Gods and goddesses in Duat are:

"How the upper side of this sky exists is in uniform darkness, the southern, northern, western and eastern limits of which are unknown, these having been fixed in the Waters, in inertness. There is no light of the Ram there: he does not appear there – (a place) whose south, north, west and east is unknown by the gods or akhs There is no brightness there."

And as for every place void of sky and void of land, that is the entire Duat.

The Amduat ("That which is in the underworld") lists the inhabitants of the underworld.

External links

Advertisements

Simple English

Duat also spelled Tuat is the Egyptian idea of the underworld(also called Akert, Amenthes, or Neter-khertet). To the Egyptians the underworld was divided into sections filled with dangers that the Egyptian Soul had to pass through. This is the same realm that Ra was believed to pass into each night and battle Apep. The Egyptian Underworld is described in many funerary texts found in tombs of mummies believed to help guide them through death.

In Duat is where the famous Weighing of the Heart is displayed. Where the soul shown as a heart is weighed on the scales of Anubis against the feather of Ma'at.

The Egyptian idea of the underworld influenced many other ideas of life after death in other cultures. Ammit was believed to eat the souls of people whose heart did not weigh the exact weight of Ma'at's feather. After this it was thought people either were digested eternally or were placed into a pit of liquid fire that shot from snakes mouths.

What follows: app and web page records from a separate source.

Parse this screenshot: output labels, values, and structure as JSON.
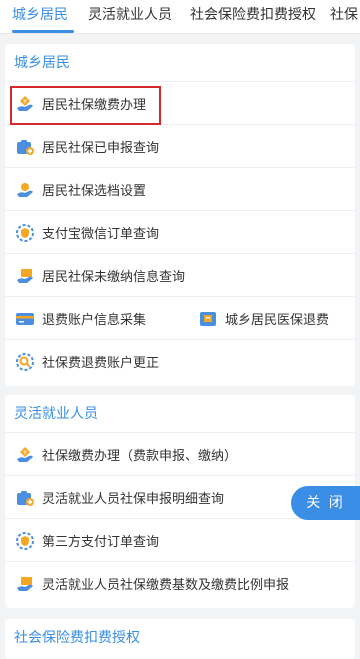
{
  "tabs": [
    {
      "label": "城乡居民"
    },
    {
      "label": "灵活就业人员"
    },
    {
      "label": "社会保险费扣费授权"
    },
    {
      "label": "社保"
    }
  ],
  "sections": [
    {
      "title": "城乡居民",
      "items": [
        {
          "label": "居民社保缴费办理",
          "icon": "hand-yen-icon"
        },
        {
          "label": "居民社保已申报查询",
          "icon": "medical-kit-icon"
        },
        {
          "label": "居民社保选档设置",
          "icon": "hand-circle-icon"
        },
        {
          "label": "支付宝微信订单查询",
          "icon": "shield-badge-icon"
        },
        {
          "label": "居民社保未缴纳信息查询",
          "icon": "hand-card-icon"
        },
        {
          "label": "退费账户信息采集",
          "icon": "bank-card-icon"
        },
        {
          "label": "城乡居民医保退费",
          "icon": "wallet-icon"
        },
        {
          "label": "社保费退费账户更正",
          "icon": "search-doc-icon"
        }
      ]
    },
    {
      "title": "灵活就业人员",
      "items": [
        {
          "label": "社保缴费办理（费款申报、缴纳）",
          "icon": "hand-yen-icon"
        },
        {
          "label": "灵活就业人员社保申报明细查询",
          "icon": "medical-kit-icon"
        },
        {
          "label": "第三方支付订单查询",
          "icon": "shield-badge-icon"
        },
        {
          "label": "灵活就业人员社保缴费基数及缴费比例申报",
          "icon": "hand-card-icon"
        }
      ]
    },
    {
      "title": "社会保险费扣费授权"
    }
  ],
  "close_button": {
    "label": "关 闭"
  },
  "colors": {
    "accent": "#3a8ee6",
    "highlight": "#d7282a",
    "icon_orange": "#f5a623"
  }
}
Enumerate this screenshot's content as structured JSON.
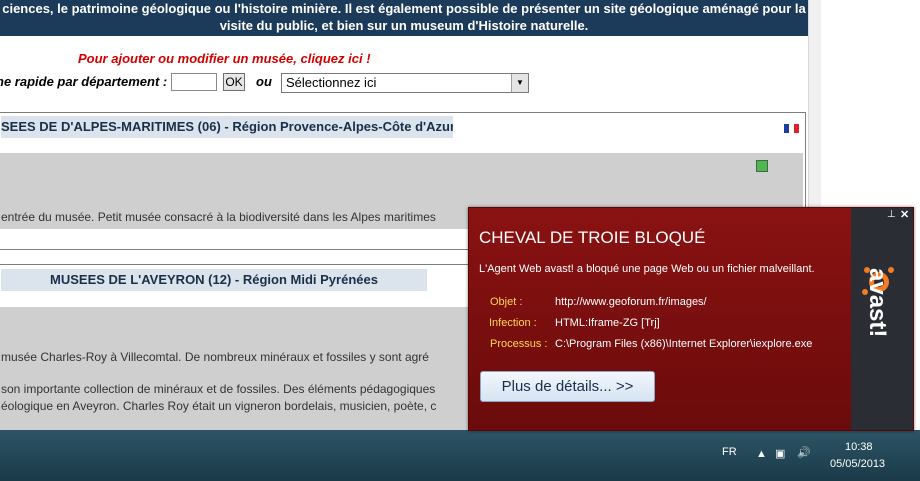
{
  "page": {
    "banner_line1": "ciences, le patrimoine géologique ou l'histoire minière. Il est également possible de présenter un site géologique aménagé pour la",
    "banner_line2": "visite du public, et bien sur un museum d'Histoire naturelle.",
    "add_link": "Pour ajouter ou modifier un musée, cliquez ici !",
    "quick_search_label": "ne rapide par département :",
    "dept_input_value": "",
    "ok_button": "OK",
    "or_label": "ou",
    "select_value": "Sélectionnez ici"
  },
  "sections": [
    {
      "heading": "SEES DE D'ALPES-MARITIMES (06) - Région Provence-Alpes-Côte d'Azur",
      "text1": "entrée du musée. Petit musée consacré à la biodiversité dans les Alpes maritimes"
    },
    {
      "heading": "MUSEES DE L'AVEYRON (12) - Région Midi Pyrénées",
      "text1": "musée Charles-Roy à Villecomtal. De nombreux minéraux et fossiles y sont agré",
      "text2": "son importante collection de minéraux et de fossiles. Des éléments pédagogiques",
      "text3": "éologique en Aveyron. Charles Roy était un vigneron bordelais, musicien, poète, c"
    }
  ],
  "popup": {
    "title": "CHEVAL DE TROIE BLOQUÉ",
    "message": "L'Agent Web avast! a bloqué une page Web ou un fichier malveillant.",
    "object_label": "Objet :",
    "object_value": "http://www.geoforum.fr/images/",
    "infection_label": "Infection :",
    "infection_value": "HTML:Iframe-ZG [Trj]",
    "process_label": "Processus :",
    "process_value": "C:\\Program Files (x86)\\Internet Explorer\\iexplore.exe",
    "details_button": "Plus de détails... >>",
    "brand": "avast!"
  },
  "taskbar": {
    "language": "FR",
    "time": "10:38",
    "date": "05/05/2013"
  },
  "colors": {
    "banner": "#1c3a5a",
    "link_red": "#d40000",
    "popup_red": "#7a0e0e",
    "avast_orange": "#f47b20"
  }
}
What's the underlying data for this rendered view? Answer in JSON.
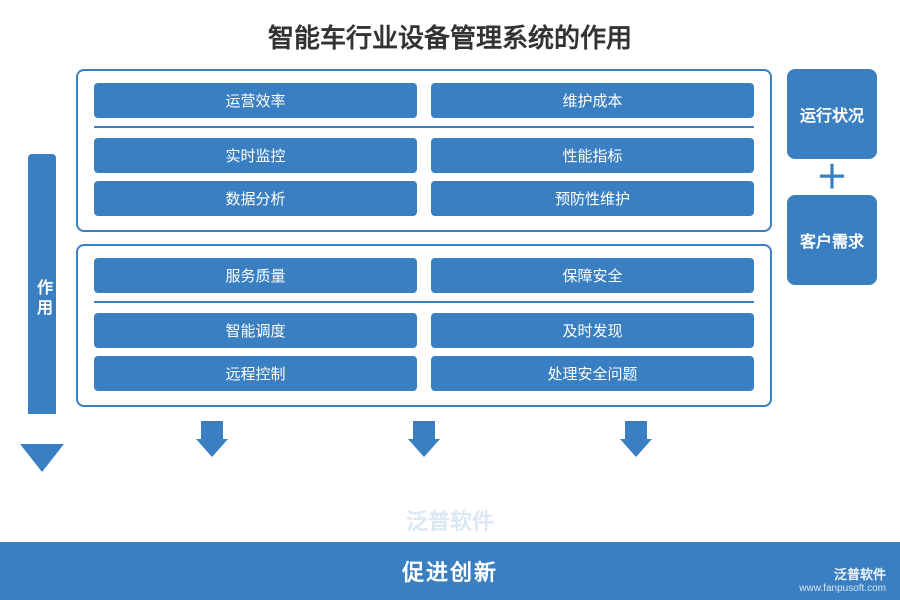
{
  "title": "智能车行业设备管理系统的作用",
  "left_label": "作用",
  "card1": {
    "header": [
      "运营效率",
      "维护成本"
    ],
    "row1": [
      "实时监控",
      "性能指标"
    ],
    "row2": [
      "数据分析",
      "预防性维护"
    ]
  },
  "card2": {
    "header": [
      "服务质量",
      "保障安全"
    ],
    "row1": [
      "智能调度",
      "及时发现"
    ],
    "row2": [
      "远程控制",
      "处理安全问题"
    ]
  },
  "right": {
    "box1": "运行状况",
    "plus": "＋",
    "box2": "客户需求"
  },
  "bottom": "促进创新",
  "brand_name": "泛普软件",
  "brand_url": "www.fanpusoft.com",
  "watermark": "泛普软件"
}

Advertisements






Got something to say? Make a comment.
Your name
Your email address
Message